Campocatino lies in a beautiful karstic basin 1,800 metres above the seal level and is surrounded by the Ernici and the Cantari Mountains, which are part of the Apennine chain.
Its altitude allows it to have enough snow throughout the skiing season, although artificial snow can be produced on site when necessary.
There are 12 kilometres of ski slopes of varying difficulty: black (experts), blue (easy) and red (intermediate). There is also a 5-kilometre cross-country skiing circuit that runs through spectacular woodland.
Other activities commonly offered at Apennine resort villages are ski mountaineering, off-trail skiing, Nordic skiing and snowboarding.
Campocatino in particular also offers the possibility to practice carving, bob, ice-skating and take excursions with snowshoes.
Campocatino is home to an Astronomical Observatory which operates under a very dark sky and employs sophisticated instruments. For this reason it is considered one of the most advanced recreational observatories in Italy and Europe.
The observatory is also a research centre for light pollution, authorized by the Italian Astronomical Society. More specifically it gathers valuable data used to assess the damage caused by this kind of pollution and offers solutions.
This research has produced guidelines which some communities in Italy have already adopted to control public lighting and reduce light pollution.

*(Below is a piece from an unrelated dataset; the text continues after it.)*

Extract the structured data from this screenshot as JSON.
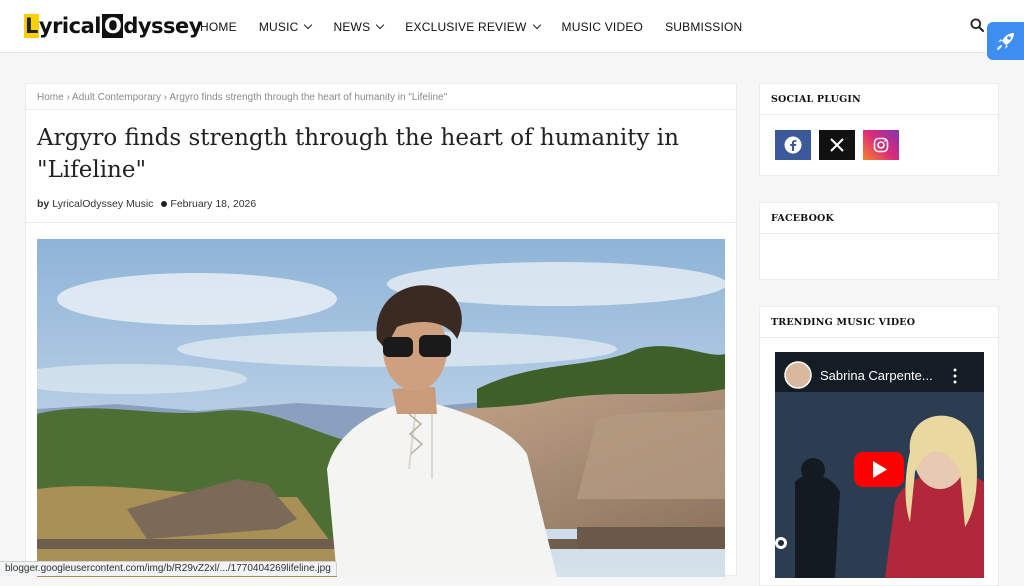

Every year during summer the Observatory opens its doors to the public for a few evenings, giving visitors the opportunity to gaze at galaxies, comets, nebulae and many other wonders that can be observed in a pitch-black star-studded sky.